Graff, Cathy & Russel, gratify that the idea of a college education in our society is perceived as a brilliant option for many apprentices. In explain this; the authors argued that the society considers that colleges’ education will help students earn a degree necessary in making them land into stable job (Graff, Cathy & Russels pg. 54). For that reason, the authors have help us to apprehend how, many people have been made to believe that if one fail to go to college and earn a degree, their destined for miserable life, that will make them earn minimum remuneration. however, Graff, Cathy & Russels gratify it is time for the society to accept that college is not always the best route as a four-year degree is not always tantamount with “best choice”. In supporting this, the authors argue that the four-year in college do not necessarily lead to a feasible career path after graduation. The “underemployment rate” for fresh college graduates is 44% and this mean that almost half of the recent graduates in the US are employed in positions that do not necessitate a college degree (Graff, Cathy & Russels pg. 97).

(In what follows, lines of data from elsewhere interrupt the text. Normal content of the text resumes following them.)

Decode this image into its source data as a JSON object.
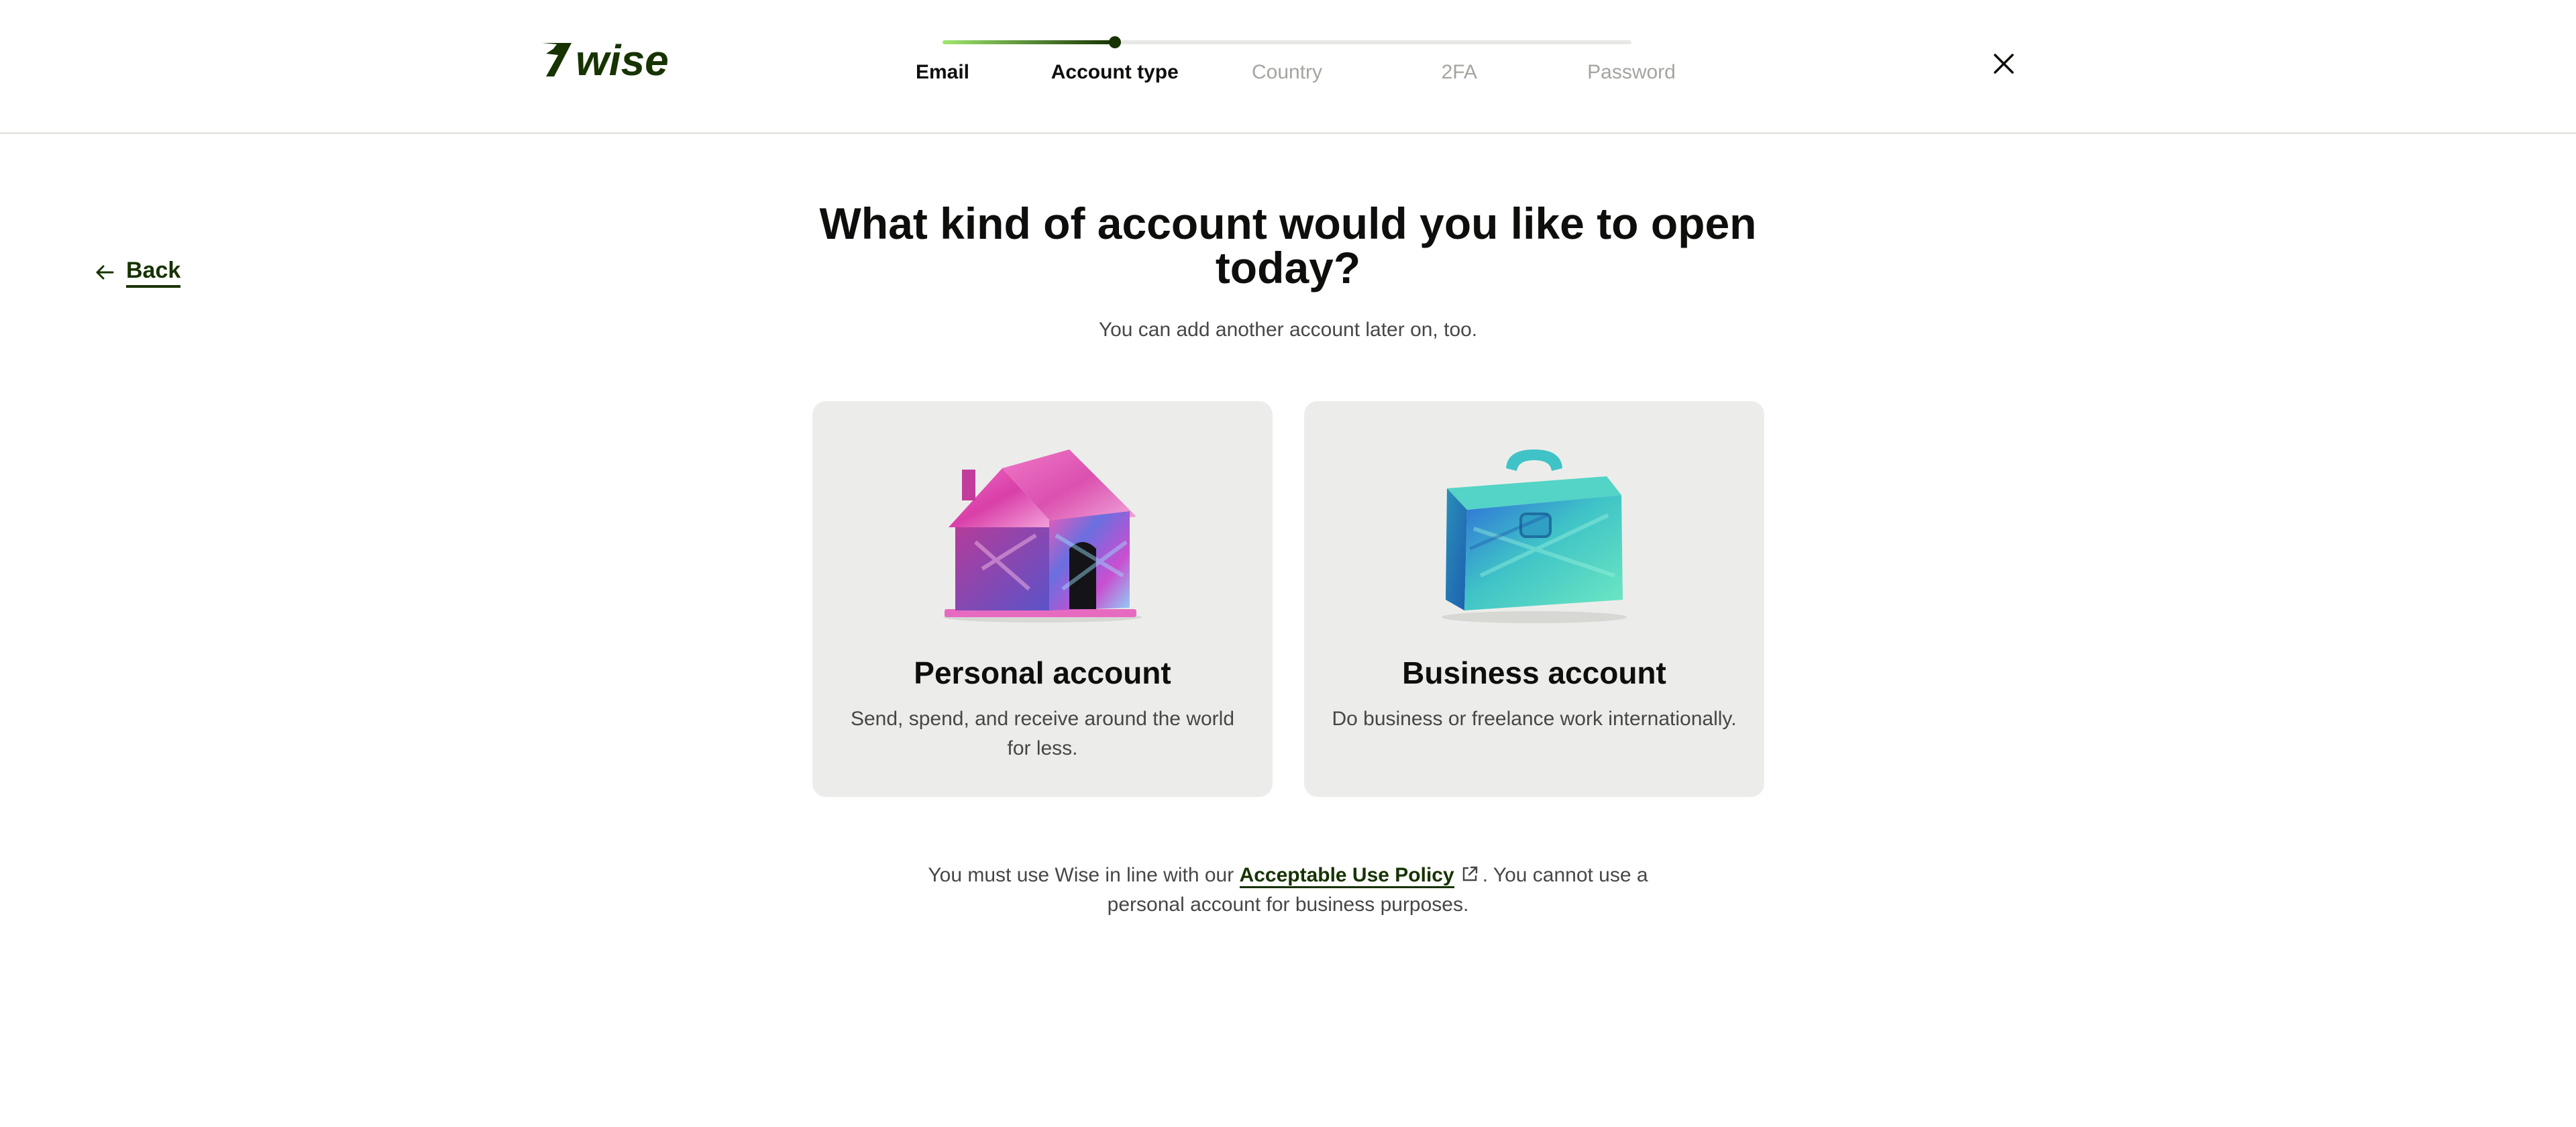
{
  "brand": {
    "name": "Wise",
    "logo_icon": "wise-flag-logo",
    "primary_green": "#163300",
    "accent_green": "#9fe870"
  },
  "stepper": {
    "steps": [
      {
        "label": "Email",
        "state": "done"
      },
      {
        "label": "Account type",
        "state": "active"
      },
      {
        "label": "Country",
        "state": "upcoming"
      },
      {
        "label": "2FA",
        "state": "upcoming"
      },
      {
        "label": "Password",
        "state": "upcoming"
      }
    ],
    "progress_fraction": 0.25
  },
  "header": {
    "close_icon": "close-icon"
  },
  "back": {
    "label": "Back",
    "icon": "arrow-left-icon"
  },
  "main": {
    "title": "What kind of account would you like to open today?",
    "subtitle": "You can add another account later on, too."
  },
  "options": [
    {
      "id": "personal",
      "title": "Personal account",
      "description": "Send, spend, and receive around the world for less.",
      "illustration": "house-illustration"
    },
    {
      "id": "business",
      "title": "Business account",
      "description": "Do business or freelance work internationally.",
      "illustration": "briefcase-illustration"
    }
  ],
  "policy": {
    "before": "You must use Wise in line with our ",
    "link": "Acceptable Use Policy",
    "after": ". You cannot use a personal account for business purposes.",
    "link_icon": "external-link-icon"
  }
}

Subsequently, Graff, Cathy & Russel have argued that college may not be the best options as it promote rotten learning through memorization. In supporting this, the authors have argued that “memorization is not equal to learning as cramming for an exam and only to disremember the memorized information after exam is not what is consider to be learning” (Graff, Cathy & Russels pg. 135). From this, the authors are making us to comprehend that just because one filled in the correct answers to the multiple choice test does not mean one have become a more educated individual. Therefore, Graff, Cathy & Russel are encouraging students to seek out for alternative types of education that will help them realize what you want out of their life by taking a personal inventory that make them unique in the job market.
Moreover, Graff, Cathy & Russel have argued that going to college puts apprentices in great liability. The average graduate in America owes $30,000 thus by weighing the cost versus the paybacks of a college education show that going to college is economically hurting students (Graff, Cathy & Russels pg. 309). In solving this, the authors argue that vocational school may be the best path for apprentice to take after they have graduated from high school as students can go to a two-year mechanical school for about $20,000, obtain an associate degree in welding technology and steadfastly earn a wage of up to $59,000. From this, the authors find the notion of a four-year university, where apprentices graduate with an average of $30,000 in loan debt, is the least rational path for economic mobility. As a result, Graff, Cathy & Russel confirm to us that a college’s degree is not a piece of paper that make one successful just as the absence of one does not make one a failure (Graff, Cathy & Russels pg. 243). In conclusion, the authors have help us recognize that this is not the past where high school graduates could go to college to get jobs that required a postgraduate gradation, with the postulation that these jobs would bring better paychecks. The college graduates have earned an average starting salary of $27,000 since 2009, compared to $42,000 for vocational school graduate (Graff, Cathy & Russels pg. 104).
Graff, Gerald, Cathy Birkenstein, and Russel K. Durst. “they Say/i Say”: The Moves That Matter in Academic Writing, with Readings. 701 pages, 2015. Print.